While we are not home buying specialists by any means, we do understand how hard the real estate market is for buyers right now. That’s why we are providing you with a quick “how to” do your own, DIY, quick plumbing inspection. This is by no means the professional, full inspection that will be done by your contracted inspector. For more information on that type of inspection, take a look at our previous article.

DIY Home Plumbing Inspection

Most homes have the utilities on when you first enter them, which is a good thing as you will need the water to be on to do a quick, DIY home inspection of the plumbing.
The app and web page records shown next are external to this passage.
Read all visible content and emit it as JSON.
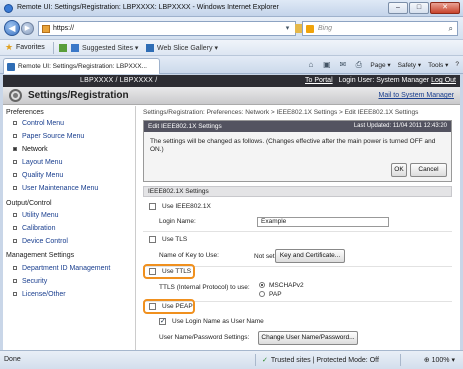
{
  "window": {
    "title": "Remote UI: Settings/Registration: LBPXXXX: LBPXXXX - Windows Internet Explorer",
    "minimize": "–",
    "maximize": "□",
    "close": "✕"
  },
  "address": {
    "url": "https://",
    "search_placeholder": "Bing"
  },
  "favorites": {
    "label": "Favorites",
    "suggested_sites": "Suggested Sites ▾",
    "web_slice_gallery": "Web Slice Gallery ▾"
  },
  "tab": {
    "label": "Remote UI: Settings/Registration: LBPXXX..."
  },
  "commandbar": {
    "page": "Page ▾",
    "safety": "Safety ▾",
    "tools": "Tools ▾",
    "help": "?"
  },
  "header": {
    "device": "LBPXXXX / LBPXXXX /",
    "to_portal": "To Portal",
    "login_user": "Login User: System Manager",
    "log_out": "Log Out",
    "app_title": "Settings/Registration",
    "mail_link": "Mail to System Manager"
  },
  "sidebar": {
    "groups": [
      {
        "label": "Preferences",
        "items": [
          "Control Menu",
          "Paper Source Menu",
          "Network",
          "Layout Menu",
          "Quality Menu",
          "User Maintenance Menu"
        ]
      },
      {
        "label": "Output/Control",
        "items": [
          "Utility Menu",
          "Calibration",
          "Device Control"
        ]
      },
      {
        "label": "Management Settings",
        "items": [
          "Department ID Management",
          "Security",
          "License/Other"
        ]
      }
    ],
    "active_item": "Network"
  },
  "main": {
    "breadcrumb": "Settings/Registration: Preferences: Network > IEEE802.1X Settings > Edit IEEE802.1X Settings",
    "edit_title": "Edit IEEE802.1X Settings",
    "last_updated": "Last Updated: 11/04 2011 12:43:20",
    "message": "The settings will be changed as follows. (Changes effective after the main power is turned OFF and ON.)",
    "ok": "OK",
    "cancel": "Cancel",
    "section_title": "IEEE802.1X Settings",
    "use_ieee": "Use IEEE802.1X",
    "login_name_label": "Login Name:",
    "login_name_value": "Example",
    "use_tls": "Use TLS",
    "key_label": "Name of Key to Use:",
    "key_value": "Not set",
    "key_button": "Key and Certificate...",
    "use_ttls": "Use TTLS",
    "ttls_protocol_label": "TTLS (Internal Protocol) to use:",
    "mschapv2": "MSCHAPv2",
    "pap": "PAP",
    "use_peap": "Use PEAP",
    "use_login_name": "Use Login Name as User Name",
    "user_settings_label": "User Name/Password Settings:",
    "change_button": "Change User Name/Password..."
  },
  "statusbar": {
    "left": "Done",
    "zone": "Trusted sites | Protected Mode: Off",
    "zoom": "100% ▾"
  }
}
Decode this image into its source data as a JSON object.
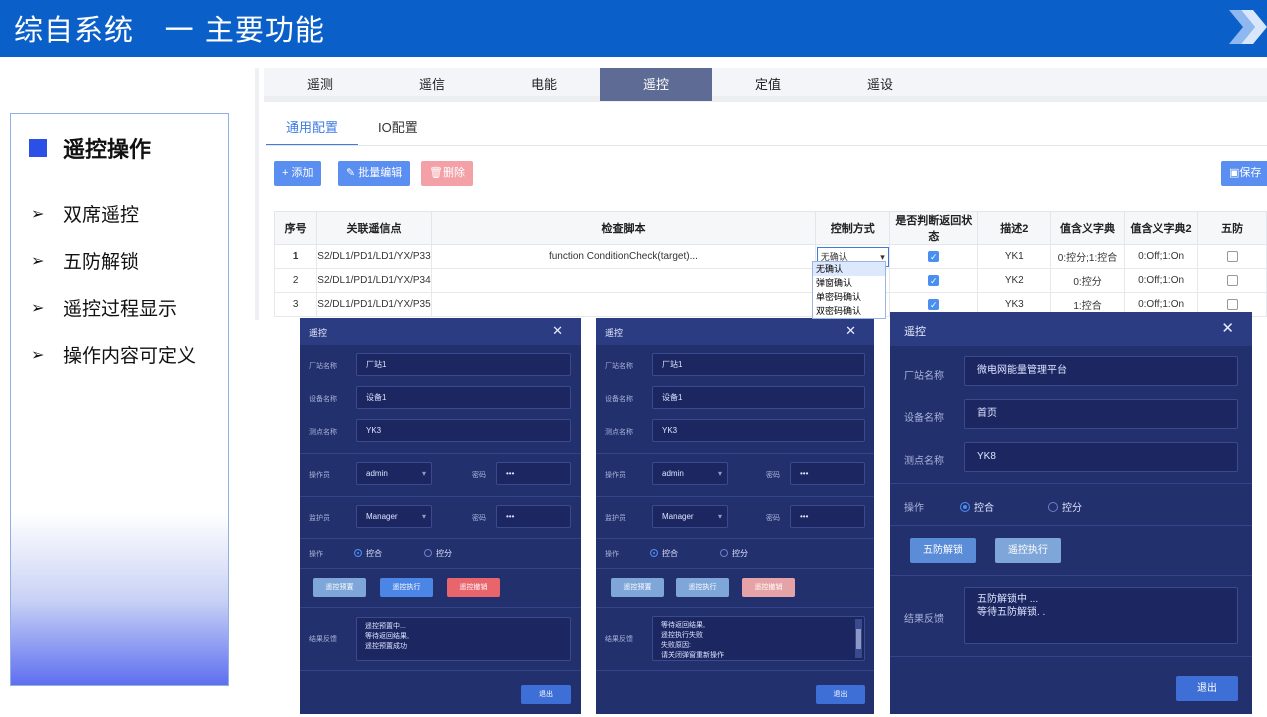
{
  "header": {
    "title": "综自系统   一 主要功能"
  },
  "features": {
    "title": "遥控操作",
    "items": [
      "双席遥控",
      "五防解锁",
      "遥控过程显示",
      "操作内容可定义"
    ]
  },
  "config": {
    "tabs": [
      "遥测",
      "遥信",
      "电能",
      "遥控",
      "定值",
      "遥设"
    ],
    "active_tab": "遥控",
    "subtabs": [
      "通用配置",
      "IO配置"
    ],
    "buttons": {
      "add": "+ 添加",
      "batch": "批量编辑",
      "delete": "删除",
      "save": "保存"
    },
    "columns": [
      "序号",
      "关联遥信点",
      "检查脚本",
      "控制方式",
      "是否判断返回状态",
      "描述2",
      "值含义字典",
      "值含义字典2",
      "五防"
    ],
    "rows": [
      {
        "no": "1",
        "point": "S2/DL1/PD1/LD1/YX/P33",
        "script": "function ConditionCheck(target)...",
        "mode": "无确认",
        "check": true,
        "desc": "YK1",
        "dict": "0:控分;1:控合",
        "dict2": "0:Off;1:On",
        "wf": false
      },
      {
        "no": "2",
        "point": "S2/DL1/PD1/LD1/YX/P34",
        "script": "",
        "mode": "",
        "check": true,
        "desc": "YK2",
        "dict": "0:控分",
        "dict2": "0:Off;1:On",
        "wf": false
      },
      {
        "no": "3",
        "point": "S2/DL1/PD1/LD1/YX/P35",
        "script": "",
        "mode": "",
        "check": true,
        "desc": "YK3",
        "dict": "1:控合",
        "dict2": "0:Off;1:On",
        "wf": false
      }
    ],
    "mode_options": [
      "无确认",
      "弹窗确认",
      "单密码确认",
      "双密码确认"
    ]
  },
  "dialog1": {
    "title": "遥控",
    "labels": {
      "station": "厂站名称",
      "device": "设备名称",
      "point": "测点名称",
      "operator": "操作员",
      "guardian": "监护员",
      "password": "密码",
      "op": "操作",
      "feedback": "结果反馈"
    },
    "station": "厂站1",
    "device": "设备1",
    "point": "YK3",
    "operator": "admin",
    "operator_pwd": "•••",
    "guardian": "Manager",
    "guardian_pwd": "•••",
    "op_on": "控合",
    "op_off": "控分",
    "btn_preset": "遥控预置",
    "btn_exec": "遥控执行",
    "btn_cancel": "遥控撤销",
    "feedback": [
      "遥控预置中...",
      "等待返回结果,",
      "遥控预置成功"
    ],
    "exit": "退出"
  },
  "dialog2": {
    "title": "遥控",
    "labels": {
      "station": "厂站名称",
      "device": "设备名称",
      "point": "测点名称",
      "operator": "操作员",
      "guardian": "监护员",
      "password": "密码",
      "op": "操作",
      "feedback": "结果反馈"
    },
    "station": "厂站1",
    "device": "设备1",
    "point": "YK3",
    "operator": "admin",
    "operator_pwd": "•••",
    "guardian": "Manager",
    "guardian_pwd": "•••",
    "op_on": "控合",
    "op_off": "控分",
    "btn_preset": "遥控预置",
    "btn_exec": "遥控执行",
    "btn_cancel": "遥控撤销",
    "feedback": [
      "等待返回结果,",
      "遥控执行失败",
      "失败原因:",
      "请关闭弹窗重新操作"
    ],
    "exit": "退出"
  },
  "dialog3": {
    "title": "遥控",
    "labels": {
      "station": "厂站名称",
      "device": "设备名称",
      "point": "测点名称",
      "op": "操作",
      "feedback": "结果反馈"
    },
    "station": "微电网能量管理平台",
    "device": "首页",
    "point": "YK8",
    "op_on": "控合",
    "op_off": "控分",
    "btn_unlock": "五防解锁",
    "btn_exec": "遥控执行",
    "feedback": [
      "五防解锁中 ...",
      "等待五防解锁. ."
    ],
    "exit": "退出"
  }
}
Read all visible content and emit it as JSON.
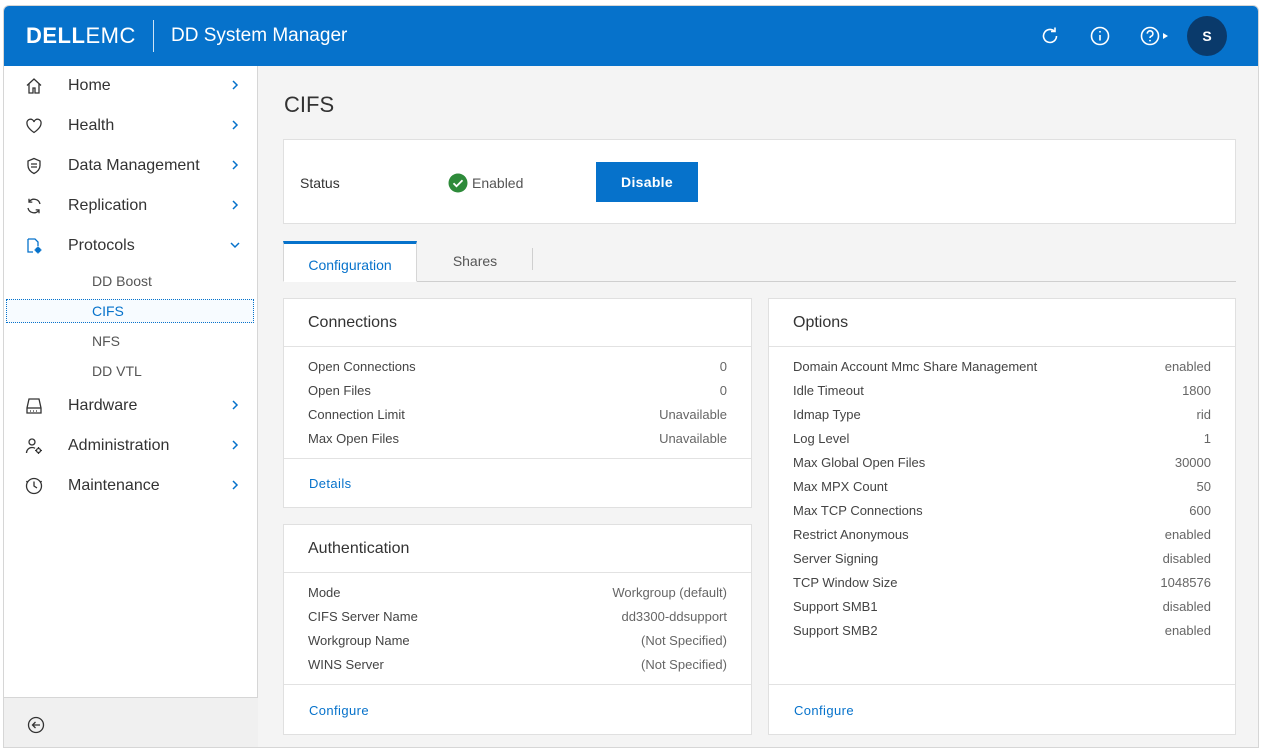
{
  "header": {
    "logo_dell": "DELL",
    "logo_emc": "EMC",
    "app_title": "DD System Manager",
    "user_initial": "S"
  },
  "sidebar": {
    "items": [
      {
        "label": "Home",
        "icon": "home-icon"
      },
      {
        "label": "Health",
        "icon": "heart-icon"
      },
      {
        "label": "Data Management",
        "icon": "shield-icon"
      },
      {
        "label": "Replication",
        "icon": "sync-icon"
      },
      {
        "label": "Protocols",
        "icon": "protocols-icon",
        "expanded": true
      },
      {
        "label": "Hardware",
        "icon": "hard-drive-icon"
      },
      {
        "label": "Administration",
        "icon": "user-gear-icon"
      },
      {
        "label": "Maintenance",
        "icon": "clock-icon"
      }
    ],
    "protocol_subitems": [
      {
        "label": "DD Boost"
      },
      {
        "label": "CIFS",
        "active": true
      },
      {
        "label": "NFS"
      },
      {
        "label": "DD VTL"
      }
    ]
  },
  "page": {
    "title": "CIFS",
    "status_label": "Status",
    "status_value": "Enabled",
    "disable_button": "Disable"
  },
  "tabs": [
    {
      "label": "Configuration",
      "active": true
    },
    {
      "label": "Shares",
      "active": false
    }
  ],
  "connections": {
    "title": "Connections",
    "rows": [
      {
        "key": "Open Connections",
        "value": "0"
      },
      {
        "key": "Open Files",
        "value": "0"
      },
      {
        "key": "Connection Limit",
        "value": "Unavailable"
      },
      {
        "key": "Max Open Files",
        "value": "Unavailable"
      }
    ],
    "link": "Details"
  },
  "authentication": {
    "title": "Authentication",
    "rows": [
      {
        "key": "Mode",
        "value": "Workgroup (default)"
      },
      {
        "key": "CIFS Server Name",
        "value": "dd3300-ddsupport"
      },
      {
        "key": "Workgroup Name",
        "value": "(Not Specified)"
      },
      {
        "key": "WINS Server",
        "value": "(Not Specified)"
      }
    ],
    "link": "Configure"
  },
  "options": {
    "title": "Options",
    "rows": [
      {
        "key": "Domain Account Mmc Share Management",
        "value": "enabled"
      },
      {
        "key": "Idle Timeout",
        "value": "1800"
      },
      {
        "key": "Idmap Type",
        "value": "rid"
      },
      {
        "key": "Log Level",
        "value": "1"
      },
      {
        "key": "Max Global Open Files",
        "value": "30000"
      },
      {
        "key": "Max MPX Count",
        "value": "50"
      },
      {
        "key": "Max TCP Connections",
        "value": "600"
      },
      {
        "key": "Restrict Anonymous",
        "value": "enabled"
      },
      {
        "key": "Server Signing",
        "value": "disabled"
      },
      {
        "key": "TCP Window Size",
        "value": "1048576"
      },
      {
        "key": "Support SMB1",
        "value": "disabled"
      },
      {
        "key": "Support SMB2",
        "value": "enabled"
      }
    ],
    "link": "Configure"
  },
  "colors": {
    "brand_blue": "#0672cb",
    "avatar_bg": "#0a3a6b",
    "status_green": "#2e8b3a"
  }
}
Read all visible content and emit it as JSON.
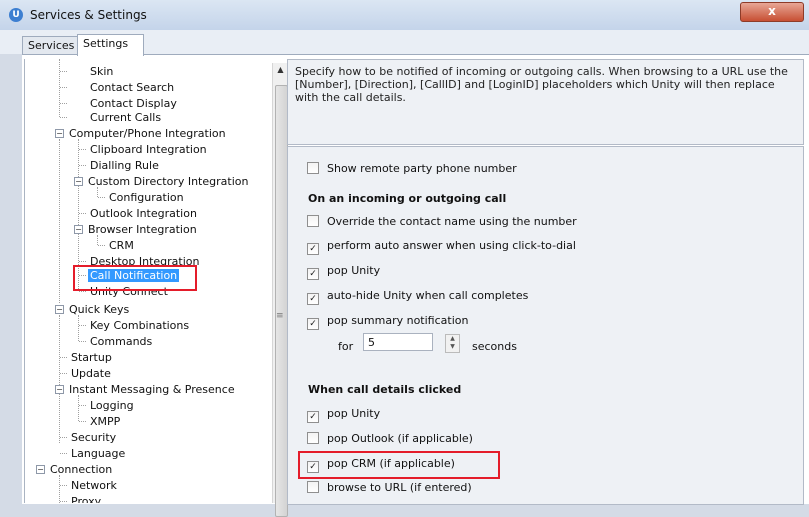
{
  "window": {
    "title": "Services & Settings",
    "app_icon": "U",
    "close_label": "x"
  },
  "tabs": [
    {
      "label": "Services"
    },
    {
      "label": "Settings"
    }
  ],
  "tree": {
    "items": [
      "Skin",
      "Contact Search",
      "Contact Display",
      "Current Calls",
      "Computer/Phone Integration",
      "Clipboard Integration",
      "Dialling Rule",
      "Custom Directory Integration",
      "Configuration",
      "Outlook Integration",
      "Browser Integration",
      "CRM",
      "Desktop Integration",
      "Call Notification",
      "Unity Connect",
      "Quick Keys",
      "Key Combinations",
      "Commands",
      "Startup",
      "Update",
      "Instant Messaging & Presence",
      "Logging",
      "XMPP",
      "Security",
      "Language",
      "Connection",
      "Network",
      "Proxy"
    ],
    "selected": "Call Notification"
  },
  "description": "Specify how to be notified of incoming or outgoing calls.  When browsing to a URL use the [Number], [Direction], [CallID] and [LoginID] placeholders which Unity will then replace with the call details.",
  "settings": {
    "show_remote": {
      "label": "Show remote party phone number",
      "checked": false
    },
    "section_call": "On an incoming or outgoing call",
    "override": {
      "label": "Override the contact name using the number",
      "checked": false
    },
    "auto_answer": {
      "label": "perform auto answer when using click-to-dial",
      "checked": true
    },
    "pop_unity": {
      "label": "pop Unity",
      "checked": true
    },
    "auto_hide": {
      "label": "auto-hide Unity when call completes",
      "checked": true
    },
    "pop_summary": {
      "label": "pop summary notification",
      "checked": true
    },
    "for_label": "for",
    "duration_value": "5",
    "seconds_label": "seconds",
    "section_clicked": "When call details clicked",
    "click_pop_unity": {
      "label": "pop Unity",
      "checked": true
    },
    "click_pop_outlook": {
      "label": "pop Outlook (if applicable)",
      "checked": false
    },
    "click_pop_crm": {
      "label": "pop CRM (if applicable)",
      "checked": true
    },
    "click_browse": {
      "label": "browse to URL (if entered)",
      "checked": false
    }
  },
  "colors": {
    "highlight": "#e41c2a",
    "selection": "#3399ff"
  }
}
  • Examine exposed pipes for rust, dripping, corrosion, or other issues. There are a lot of pipes flowing in and out of the home, so be sure to check all visible supply lines for toilets, sinks, and appliances.
  • Turn the water on in the sinks and tubs and examine both how it flows down the drain (be mindful of clogs) and take a look at visible pipes below the drain. If there is any leaking occurring, you know a plumbing problem exists.
  • Check the area around the tub or shower for puddles or slight leakage. This could mean the water is seeping into the walls and the floor, so you want to be sure to note this issue.
  • Look for discoloration on the floor or area below pipes and the water heater. This could mean that the area experienced persistent leaking that you need to ask the seller about.
  • Turn all of the taps off and then spend a few minutes watching them.If drips are coming out for a few minutes when the tap is turned off normally, the home has a leaking issue that should be noted for the sellers to fix.
  • Flush the toilets in the house. They should refill just as usual, taking about a minute. If the toilet doesn’t flush properly, the water keeps running past the point at which the toilet should have refilled, or water leaks out of the toilet’s base, make a note of this.

All of the above issues need to be noted and talked over with your real estate agent, as they may give you an upper hand when it comes to providing a competitive offer. They also may make you decide to choose a home with fewer plumbing issues.

Most Common Plumbing Issues in Older Homes

While all of the above signs can indicate a number of problems, the most common plumbing issues you will encounter in older homes are:

  • Poorly done repairs
  • Rusted or old pipes
  • Broken or offset pipes
  • Pipes made of material that is no longer up to code

If you fall in love with an older or historical home, be sure to ask your home inspector to determine as much about these potential plumbing issues as he or she can.

Concerned about your historical Portland home’s plumbing or sewer system? Be sure to contact Clog Busters LLC for a video inspection. We can find out much about a system by pushing a camera through the whole sewer line. Contact us today to schedule your next inspection.